The records below are to be duplicated character for character.

Items listed in a dataset
════════════════
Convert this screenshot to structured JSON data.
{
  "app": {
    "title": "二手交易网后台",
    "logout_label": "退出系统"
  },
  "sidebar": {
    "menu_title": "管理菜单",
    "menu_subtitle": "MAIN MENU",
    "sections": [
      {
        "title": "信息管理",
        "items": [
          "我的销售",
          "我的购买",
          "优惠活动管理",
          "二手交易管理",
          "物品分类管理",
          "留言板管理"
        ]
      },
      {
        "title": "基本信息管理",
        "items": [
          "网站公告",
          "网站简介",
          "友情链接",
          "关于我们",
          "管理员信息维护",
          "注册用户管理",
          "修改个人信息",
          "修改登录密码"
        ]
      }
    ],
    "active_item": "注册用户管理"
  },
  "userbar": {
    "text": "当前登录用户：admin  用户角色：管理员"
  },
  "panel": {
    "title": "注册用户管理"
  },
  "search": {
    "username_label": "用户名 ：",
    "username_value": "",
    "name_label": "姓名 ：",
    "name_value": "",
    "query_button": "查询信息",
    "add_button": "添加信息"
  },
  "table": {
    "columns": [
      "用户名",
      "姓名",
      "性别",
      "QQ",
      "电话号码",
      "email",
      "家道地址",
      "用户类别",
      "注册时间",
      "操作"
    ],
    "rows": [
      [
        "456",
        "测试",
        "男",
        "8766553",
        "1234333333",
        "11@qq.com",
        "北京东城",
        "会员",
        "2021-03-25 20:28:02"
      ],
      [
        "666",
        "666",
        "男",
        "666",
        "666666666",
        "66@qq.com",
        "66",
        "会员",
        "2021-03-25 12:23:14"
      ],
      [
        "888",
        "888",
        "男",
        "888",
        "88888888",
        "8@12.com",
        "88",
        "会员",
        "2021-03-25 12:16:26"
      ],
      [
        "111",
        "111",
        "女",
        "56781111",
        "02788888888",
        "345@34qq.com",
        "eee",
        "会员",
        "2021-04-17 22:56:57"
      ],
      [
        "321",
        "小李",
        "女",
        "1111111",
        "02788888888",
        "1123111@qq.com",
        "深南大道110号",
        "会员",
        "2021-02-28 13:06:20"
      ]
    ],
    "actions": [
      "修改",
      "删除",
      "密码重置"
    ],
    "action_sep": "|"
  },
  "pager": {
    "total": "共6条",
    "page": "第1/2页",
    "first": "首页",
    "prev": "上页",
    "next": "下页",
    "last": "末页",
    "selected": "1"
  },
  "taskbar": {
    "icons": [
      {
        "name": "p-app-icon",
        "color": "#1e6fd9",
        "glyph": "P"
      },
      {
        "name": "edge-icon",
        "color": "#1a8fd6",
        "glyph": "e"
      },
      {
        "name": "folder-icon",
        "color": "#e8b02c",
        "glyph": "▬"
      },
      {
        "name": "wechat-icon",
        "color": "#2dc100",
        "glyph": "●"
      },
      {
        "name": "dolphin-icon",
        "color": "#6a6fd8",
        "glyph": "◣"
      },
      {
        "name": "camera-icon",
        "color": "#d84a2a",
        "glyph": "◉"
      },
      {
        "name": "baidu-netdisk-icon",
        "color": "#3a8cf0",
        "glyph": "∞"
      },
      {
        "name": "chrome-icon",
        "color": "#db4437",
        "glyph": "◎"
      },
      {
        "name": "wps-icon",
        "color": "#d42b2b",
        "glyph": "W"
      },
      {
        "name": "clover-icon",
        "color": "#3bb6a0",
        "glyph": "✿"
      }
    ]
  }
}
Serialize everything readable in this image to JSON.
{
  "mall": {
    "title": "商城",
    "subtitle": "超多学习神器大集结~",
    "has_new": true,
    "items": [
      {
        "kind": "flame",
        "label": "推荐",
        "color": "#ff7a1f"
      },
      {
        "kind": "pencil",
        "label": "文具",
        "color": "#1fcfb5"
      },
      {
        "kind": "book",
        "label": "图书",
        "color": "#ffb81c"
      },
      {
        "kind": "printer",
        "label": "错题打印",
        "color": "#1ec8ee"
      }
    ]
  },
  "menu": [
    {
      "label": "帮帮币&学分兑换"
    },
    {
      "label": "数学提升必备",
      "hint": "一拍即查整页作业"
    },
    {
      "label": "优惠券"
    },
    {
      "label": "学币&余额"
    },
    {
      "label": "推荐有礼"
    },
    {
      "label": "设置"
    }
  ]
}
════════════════
__Solution for this exercise__:
Convert this screenshot to structured JSON data.
{
  "app": {
    "title": "二手交易网后台",
    "logout_label": "退出系统"
  },
  "sidebar": {
    "menu_title": "管理菜单",
    "menu_subtitle": "MAIN MENU",
    "sections": [
      {
        "title": "信息管理",
        "items": [
          "我的销售",
          "我的购买",
          "优惠活动管理",
          "二手交易管理",
          "物品分类管理",
          "留言板管理"
        ]
      },
      {
        "title": "基本信息管理",
        "items": [
          "网站公告",
          "网站简介",
          "友情链接",
          "关于我们",
          "管理员信息维护",
          "注册用户管理",
          "修改个人信息",
          "修改登录密码"
        ]
      }
    ],
    "active_item": "注册用户管理"
  },
  "userbar": {
    "text": "当前登录用户：admin  用户角色：管理员"
  },
  "panel": {
    "title": "注册用户管理"
  },
  "search": {
    "username_label": "用户名 ：",
    "username_value": "",
    "name_label": "姓名 ：",
    "name_value": "",
    "query_button": "查询信息",
    "add_button": "添加信息"
  },
  "table": {
    "columns": [
      "用户名",
      "姓名",
      "性别",
      "QQ",
      "电话号码",
      "email",
      "家道地址",
      "用户类别",
      "注册时间",
      "操作"
    ],
    "rows": [
      [
        "456",
        "测试",
        "男",
        "8766553",
        "1234333333",
        "11@qq.com",
        "北京东城",
        "会员",
        "2021-03-25 20:28:02"
      ],
      [
        "666",
        "666",
        "男",
        "666",
        "666666666",
        "66@qq.com",
        "66",
        "会员",
        "2021-03-25 12:23:14"
      ],
      [
        "888",
        "888",
        "男",
        "888",
        "88888888",
        "8@12.com",
        "88",
        "会员",
        "2021-03-25 12:16:26"
      ],
      [
        "111",
        "111",
        "女",
        "56781111",
        "02788888888",
        "345@34qq.com",
        "eee",
        "会员",
        "2021-04-17 22:56:57"
      ],
      [
        "321",
        "小李",
        "女",
        "1111111",
        "02788888888",
        "1123111@qq.com",
        "深南大道110号",
        "会员",
        "2021-02-28 13:06:20"
      ]
    ],
    "actions": [
      "修改",
      "删除",
      "密码重置"
    ],
    "action_sep": "|"
  },
  "pager": {
    "total": "共6条",
    "page": "第1/2页",
    "first": "首页",
    "prev": "上页",
    "next": "下页",
    "last": "末页",
    "selected": "1"
  },
  "taskbar": {
    "icons": [
      {
        "name": "p-app-icon",
        "color": "#1e6fd9",
        "glyph": "P"
      },
      {
        "name": "edge-icon",
        "color": "#1a8fd6",
        "glyph": "e"
      },
      {
        "name": "folder-icon",
        "color": "#e8b02c",
        "glyph": "▬"
      },
      {
        "name": "wechat-icon",
        "color": "#2dc100",
        "glyph": "●"
      },
      {
        "name": "dolphin-icon",
        "color": "#6a6fd8",
        "glyph": "◣"
      },
      {
        "name": "camera-icon",
        "color": "#d84a2a",
        "glyph": "◉"
      },
      {
        "name": "baidu-netdisk-icon",
        "color": "#3a8cf0",
        "glyph": "∞"
      },
      {
        "name": "chrome-icon",
        "color": "#db4437",
        "glyph": "◎"
      },
      {
        "name": "wps-icon",
        "color": "#d42b2b",
        "glyph": "W"
      },
      {
        "name": "clover-icon",
        "color": "#3bb6a0",
        "glyph": "✿"
      }
    ]
  }
}
Serialize everything readable in this image to JSON.
{
  "mall": {
    "title": "商城",
    "subtitle": "超多学习神器大集结~",
    "has_new": true,
    "items": [
      {
        "kind": "flame",
        "label": "推荐",
        "color": "#ff7a1f"
      },
      {
        "kind": "pencil",
        "label": "文具",
        "color": "#1fcfb5"
      },
      {
        "kind": "book",
        "label": "图书",
        "color": "#ffb81c"
      },
      {
        "kind": "printer",
        "label": "错题打印",
        "color": "#1ec8ee"
      }
    ]
  },
  "menu": [
    {
      "label": "帮帮币&学分兑换"
    },
    {
      "label": "数学提升必备",
      "hint": "一拍即查整页作业"
    },
    {
      "label": "优惠券"
    },
    {
      "label": "学币&余额"
    },
    {
      "label": "推荐有礼"
    },
    {
      "label": "设置"
    }
  ]
}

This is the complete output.